EXERCISE AIM: In the listing below, identify each line with the word "Taipei" and return those lines.
Segment Open
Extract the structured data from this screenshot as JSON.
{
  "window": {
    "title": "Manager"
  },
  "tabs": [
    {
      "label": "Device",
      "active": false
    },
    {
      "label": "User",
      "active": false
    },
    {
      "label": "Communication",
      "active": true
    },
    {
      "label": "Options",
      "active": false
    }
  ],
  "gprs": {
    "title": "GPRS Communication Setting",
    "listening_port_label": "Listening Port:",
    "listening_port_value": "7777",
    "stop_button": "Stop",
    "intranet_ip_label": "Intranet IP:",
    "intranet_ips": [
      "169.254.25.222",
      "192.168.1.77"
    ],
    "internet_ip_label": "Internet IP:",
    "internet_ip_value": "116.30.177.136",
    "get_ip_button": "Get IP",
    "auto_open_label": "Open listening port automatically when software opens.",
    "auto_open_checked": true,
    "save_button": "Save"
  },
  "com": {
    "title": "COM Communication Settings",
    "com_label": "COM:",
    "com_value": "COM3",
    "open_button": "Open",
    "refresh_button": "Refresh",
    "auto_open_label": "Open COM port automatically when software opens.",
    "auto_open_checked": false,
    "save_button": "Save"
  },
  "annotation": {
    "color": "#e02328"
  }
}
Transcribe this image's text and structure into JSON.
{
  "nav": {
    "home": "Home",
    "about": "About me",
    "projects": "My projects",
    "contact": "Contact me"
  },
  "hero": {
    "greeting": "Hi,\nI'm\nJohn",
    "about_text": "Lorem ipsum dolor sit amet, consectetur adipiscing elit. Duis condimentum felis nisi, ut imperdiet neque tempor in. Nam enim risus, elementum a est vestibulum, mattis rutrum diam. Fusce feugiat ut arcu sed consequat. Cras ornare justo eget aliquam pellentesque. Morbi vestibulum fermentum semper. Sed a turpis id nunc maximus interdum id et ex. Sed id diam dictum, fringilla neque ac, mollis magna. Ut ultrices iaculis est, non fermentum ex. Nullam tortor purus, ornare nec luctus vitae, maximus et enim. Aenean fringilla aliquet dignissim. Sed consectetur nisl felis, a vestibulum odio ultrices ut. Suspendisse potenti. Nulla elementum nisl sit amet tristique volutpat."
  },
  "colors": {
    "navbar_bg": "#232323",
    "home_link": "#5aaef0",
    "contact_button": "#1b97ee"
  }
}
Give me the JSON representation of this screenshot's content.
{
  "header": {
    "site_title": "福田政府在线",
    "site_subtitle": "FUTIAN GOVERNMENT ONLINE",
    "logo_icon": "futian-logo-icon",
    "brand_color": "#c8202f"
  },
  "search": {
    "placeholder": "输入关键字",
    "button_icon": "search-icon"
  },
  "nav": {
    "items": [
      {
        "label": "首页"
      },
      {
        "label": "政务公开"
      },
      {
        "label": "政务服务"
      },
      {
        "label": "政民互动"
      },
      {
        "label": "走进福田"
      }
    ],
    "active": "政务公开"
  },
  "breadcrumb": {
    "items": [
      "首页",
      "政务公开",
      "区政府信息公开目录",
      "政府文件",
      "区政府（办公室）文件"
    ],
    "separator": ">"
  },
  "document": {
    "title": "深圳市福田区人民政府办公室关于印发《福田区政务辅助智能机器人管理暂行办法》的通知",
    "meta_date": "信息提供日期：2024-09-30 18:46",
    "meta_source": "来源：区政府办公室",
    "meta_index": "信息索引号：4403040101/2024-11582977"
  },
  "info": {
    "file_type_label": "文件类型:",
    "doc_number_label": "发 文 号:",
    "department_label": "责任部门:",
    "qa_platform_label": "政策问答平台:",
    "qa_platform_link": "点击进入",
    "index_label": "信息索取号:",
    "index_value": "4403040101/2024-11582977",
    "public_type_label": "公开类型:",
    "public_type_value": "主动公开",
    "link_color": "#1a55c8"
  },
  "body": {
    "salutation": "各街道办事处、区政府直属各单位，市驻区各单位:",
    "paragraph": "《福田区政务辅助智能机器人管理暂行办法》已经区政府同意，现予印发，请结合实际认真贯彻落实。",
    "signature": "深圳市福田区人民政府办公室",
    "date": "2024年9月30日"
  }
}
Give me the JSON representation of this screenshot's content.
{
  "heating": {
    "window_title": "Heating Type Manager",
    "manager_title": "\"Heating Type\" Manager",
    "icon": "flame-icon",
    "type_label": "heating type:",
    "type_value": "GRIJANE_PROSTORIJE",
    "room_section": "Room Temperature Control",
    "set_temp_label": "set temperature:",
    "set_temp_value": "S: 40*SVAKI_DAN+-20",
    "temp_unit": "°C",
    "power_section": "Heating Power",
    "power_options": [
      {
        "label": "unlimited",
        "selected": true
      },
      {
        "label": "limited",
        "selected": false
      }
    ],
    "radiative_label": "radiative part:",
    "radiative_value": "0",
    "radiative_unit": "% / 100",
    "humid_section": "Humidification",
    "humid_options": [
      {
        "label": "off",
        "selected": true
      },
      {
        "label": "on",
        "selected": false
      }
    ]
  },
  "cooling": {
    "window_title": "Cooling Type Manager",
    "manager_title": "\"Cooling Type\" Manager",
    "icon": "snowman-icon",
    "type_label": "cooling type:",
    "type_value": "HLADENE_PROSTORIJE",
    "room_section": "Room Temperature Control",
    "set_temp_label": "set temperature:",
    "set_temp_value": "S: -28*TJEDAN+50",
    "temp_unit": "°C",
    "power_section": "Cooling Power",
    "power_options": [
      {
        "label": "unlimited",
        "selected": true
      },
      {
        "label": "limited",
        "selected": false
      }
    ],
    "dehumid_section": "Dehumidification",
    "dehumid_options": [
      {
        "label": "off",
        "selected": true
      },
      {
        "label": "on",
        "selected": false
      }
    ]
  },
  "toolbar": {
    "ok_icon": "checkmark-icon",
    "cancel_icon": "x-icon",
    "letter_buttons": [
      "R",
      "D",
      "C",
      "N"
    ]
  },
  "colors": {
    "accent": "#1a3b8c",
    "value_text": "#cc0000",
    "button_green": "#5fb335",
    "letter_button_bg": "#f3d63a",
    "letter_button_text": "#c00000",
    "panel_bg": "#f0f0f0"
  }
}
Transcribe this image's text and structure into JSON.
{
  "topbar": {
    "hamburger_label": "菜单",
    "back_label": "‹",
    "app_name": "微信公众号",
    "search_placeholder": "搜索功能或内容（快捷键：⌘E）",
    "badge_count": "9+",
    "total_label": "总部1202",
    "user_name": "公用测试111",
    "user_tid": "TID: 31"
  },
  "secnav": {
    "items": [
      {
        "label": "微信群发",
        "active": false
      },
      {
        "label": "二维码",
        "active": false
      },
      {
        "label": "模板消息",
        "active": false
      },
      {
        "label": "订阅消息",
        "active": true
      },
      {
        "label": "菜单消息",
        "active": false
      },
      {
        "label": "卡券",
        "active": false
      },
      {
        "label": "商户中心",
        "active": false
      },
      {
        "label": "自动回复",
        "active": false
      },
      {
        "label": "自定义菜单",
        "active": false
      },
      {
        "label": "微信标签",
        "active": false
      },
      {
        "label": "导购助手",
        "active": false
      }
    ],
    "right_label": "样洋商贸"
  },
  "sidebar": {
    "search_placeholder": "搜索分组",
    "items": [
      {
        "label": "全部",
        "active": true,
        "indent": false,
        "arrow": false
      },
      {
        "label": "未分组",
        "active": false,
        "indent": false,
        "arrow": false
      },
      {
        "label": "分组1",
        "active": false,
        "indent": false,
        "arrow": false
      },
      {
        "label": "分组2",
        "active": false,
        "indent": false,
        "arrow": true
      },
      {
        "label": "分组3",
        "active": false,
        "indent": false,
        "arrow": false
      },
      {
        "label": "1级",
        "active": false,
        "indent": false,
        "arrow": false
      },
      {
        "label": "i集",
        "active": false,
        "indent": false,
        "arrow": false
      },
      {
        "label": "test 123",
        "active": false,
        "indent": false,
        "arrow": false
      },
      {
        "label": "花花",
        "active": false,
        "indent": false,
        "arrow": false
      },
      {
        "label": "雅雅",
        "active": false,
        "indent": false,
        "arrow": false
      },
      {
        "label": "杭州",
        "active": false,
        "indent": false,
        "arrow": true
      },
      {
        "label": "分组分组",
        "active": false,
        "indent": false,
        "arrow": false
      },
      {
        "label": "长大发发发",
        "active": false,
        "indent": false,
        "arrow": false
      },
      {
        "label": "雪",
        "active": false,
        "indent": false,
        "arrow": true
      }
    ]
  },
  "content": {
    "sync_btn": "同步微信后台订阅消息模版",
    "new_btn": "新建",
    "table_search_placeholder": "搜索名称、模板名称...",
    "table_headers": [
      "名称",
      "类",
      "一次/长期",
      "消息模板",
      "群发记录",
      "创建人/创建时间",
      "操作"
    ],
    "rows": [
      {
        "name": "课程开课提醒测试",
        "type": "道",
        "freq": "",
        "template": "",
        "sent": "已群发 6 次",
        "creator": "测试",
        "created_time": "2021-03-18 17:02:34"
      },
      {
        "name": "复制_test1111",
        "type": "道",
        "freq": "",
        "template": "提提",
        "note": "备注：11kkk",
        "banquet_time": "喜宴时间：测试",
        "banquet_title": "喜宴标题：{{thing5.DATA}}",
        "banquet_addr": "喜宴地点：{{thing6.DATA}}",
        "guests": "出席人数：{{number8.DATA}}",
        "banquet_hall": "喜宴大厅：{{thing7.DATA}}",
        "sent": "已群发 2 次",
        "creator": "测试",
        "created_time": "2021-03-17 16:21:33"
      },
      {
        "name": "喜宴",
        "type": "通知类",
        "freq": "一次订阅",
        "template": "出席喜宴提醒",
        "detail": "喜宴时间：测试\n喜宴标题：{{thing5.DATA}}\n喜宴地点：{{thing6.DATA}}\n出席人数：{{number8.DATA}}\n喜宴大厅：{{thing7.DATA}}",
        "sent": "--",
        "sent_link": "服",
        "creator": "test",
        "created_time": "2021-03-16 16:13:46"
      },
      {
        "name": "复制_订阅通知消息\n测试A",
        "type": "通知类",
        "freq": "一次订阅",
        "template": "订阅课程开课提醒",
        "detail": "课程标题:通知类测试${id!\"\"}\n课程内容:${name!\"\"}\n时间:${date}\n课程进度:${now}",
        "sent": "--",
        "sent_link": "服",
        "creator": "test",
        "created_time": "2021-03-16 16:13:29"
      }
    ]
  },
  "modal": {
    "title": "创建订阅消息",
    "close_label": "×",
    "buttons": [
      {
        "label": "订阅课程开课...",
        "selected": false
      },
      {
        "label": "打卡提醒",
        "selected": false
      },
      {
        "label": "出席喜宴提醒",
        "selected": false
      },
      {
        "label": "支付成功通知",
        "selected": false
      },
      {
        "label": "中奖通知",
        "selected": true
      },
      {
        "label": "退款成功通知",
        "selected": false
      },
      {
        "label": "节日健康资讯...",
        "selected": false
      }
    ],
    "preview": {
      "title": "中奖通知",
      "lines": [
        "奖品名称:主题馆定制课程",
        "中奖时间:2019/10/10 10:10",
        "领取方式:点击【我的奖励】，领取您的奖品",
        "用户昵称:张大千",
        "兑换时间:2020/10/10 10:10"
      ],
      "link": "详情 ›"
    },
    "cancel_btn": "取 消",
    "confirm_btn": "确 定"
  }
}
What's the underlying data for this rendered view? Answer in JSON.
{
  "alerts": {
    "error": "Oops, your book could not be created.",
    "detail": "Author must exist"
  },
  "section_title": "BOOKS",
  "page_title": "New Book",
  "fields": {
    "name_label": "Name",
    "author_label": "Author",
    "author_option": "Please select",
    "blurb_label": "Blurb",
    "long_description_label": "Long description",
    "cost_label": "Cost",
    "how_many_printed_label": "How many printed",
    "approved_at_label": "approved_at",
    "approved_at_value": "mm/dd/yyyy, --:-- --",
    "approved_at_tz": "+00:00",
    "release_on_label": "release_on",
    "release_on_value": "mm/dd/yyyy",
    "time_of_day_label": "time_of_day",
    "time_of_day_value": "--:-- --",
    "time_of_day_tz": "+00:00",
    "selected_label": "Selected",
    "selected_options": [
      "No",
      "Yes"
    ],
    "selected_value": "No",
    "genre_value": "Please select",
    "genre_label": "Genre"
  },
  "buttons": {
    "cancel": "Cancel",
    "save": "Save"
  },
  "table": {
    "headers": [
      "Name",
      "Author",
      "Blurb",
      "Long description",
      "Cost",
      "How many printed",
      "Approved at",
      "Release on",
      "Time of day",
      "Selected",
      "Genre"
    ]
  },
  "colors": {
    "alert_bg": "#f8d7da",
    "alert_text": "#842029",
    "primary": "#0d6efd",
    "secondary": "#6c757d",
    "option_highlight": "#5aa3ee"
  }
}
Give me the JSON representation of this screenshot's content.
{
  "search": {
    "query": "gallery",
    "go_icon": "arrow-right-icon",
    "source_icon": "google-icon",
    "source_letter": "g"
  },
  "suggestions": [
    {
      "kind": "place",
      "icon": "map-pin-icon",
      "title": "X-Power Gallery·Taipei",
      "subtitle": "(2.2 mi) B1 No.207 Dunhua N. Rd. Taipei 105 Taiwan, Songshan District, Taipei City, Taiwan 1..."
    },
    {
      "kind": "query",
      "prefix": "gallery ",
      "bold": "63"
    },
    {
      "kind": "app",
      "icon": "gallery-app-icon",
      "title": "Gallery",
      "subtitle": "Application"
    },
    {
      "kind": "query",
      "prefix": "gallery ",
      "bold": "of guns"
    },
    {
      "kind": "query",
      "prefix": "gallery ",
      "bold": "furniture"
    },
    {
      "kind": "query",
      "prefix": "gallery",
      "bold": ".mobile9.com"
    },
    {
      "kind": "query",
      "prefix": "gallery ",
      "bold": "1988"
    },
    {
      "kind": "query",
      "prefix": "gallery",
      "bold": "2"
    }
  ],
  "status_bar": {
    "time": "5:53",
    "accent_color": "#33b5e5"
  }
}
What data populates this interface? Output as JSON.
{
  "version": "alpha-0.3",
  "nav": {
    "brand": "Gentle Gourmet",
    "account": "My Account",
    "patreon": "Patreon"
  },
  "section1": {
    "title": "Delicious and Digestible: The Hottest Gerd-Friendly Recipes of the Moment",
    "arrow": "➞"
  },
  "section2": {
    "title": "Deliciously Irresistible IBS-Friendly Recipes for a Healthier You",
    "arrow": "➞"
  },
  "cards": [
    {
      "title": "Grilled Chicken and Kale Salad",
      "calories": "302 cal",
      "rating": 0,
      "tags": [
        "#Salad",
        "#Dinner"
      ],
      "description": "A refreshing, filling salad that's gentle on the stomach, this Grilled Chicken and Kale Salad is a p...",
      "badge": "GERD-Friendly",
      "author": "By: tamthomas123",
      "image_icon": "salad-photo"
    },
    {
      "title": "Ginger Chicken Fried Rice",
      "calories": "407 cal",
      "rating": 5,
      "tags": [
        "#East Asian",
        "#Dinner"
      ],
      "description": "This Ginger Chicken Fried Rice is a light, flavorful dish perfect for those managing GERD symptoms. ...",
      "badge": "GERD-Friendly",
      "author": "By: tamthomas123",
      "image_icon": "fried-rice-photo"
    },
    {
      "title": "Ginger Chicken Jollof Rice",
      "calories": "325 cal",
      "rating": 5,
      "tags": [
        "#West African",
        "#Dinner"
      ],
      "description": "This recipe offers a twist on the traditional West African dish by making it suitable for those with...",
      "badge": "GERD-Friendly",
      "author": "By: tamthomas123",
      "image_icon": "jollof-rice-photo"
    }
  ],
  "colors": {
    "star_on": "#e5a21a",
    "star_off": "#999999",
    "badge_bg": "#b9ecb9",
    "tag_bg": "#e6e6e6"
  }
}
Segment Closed
SOLUTION TO THIS TASK:
      "title": "X-Power Gallery·Taipei",
      "subtitle": "(2.2 mi) B1 No.207 Dunhua N. Rd. Taipei 105 Taiwan, Songshan District, Taipei City, Taiwan 1..."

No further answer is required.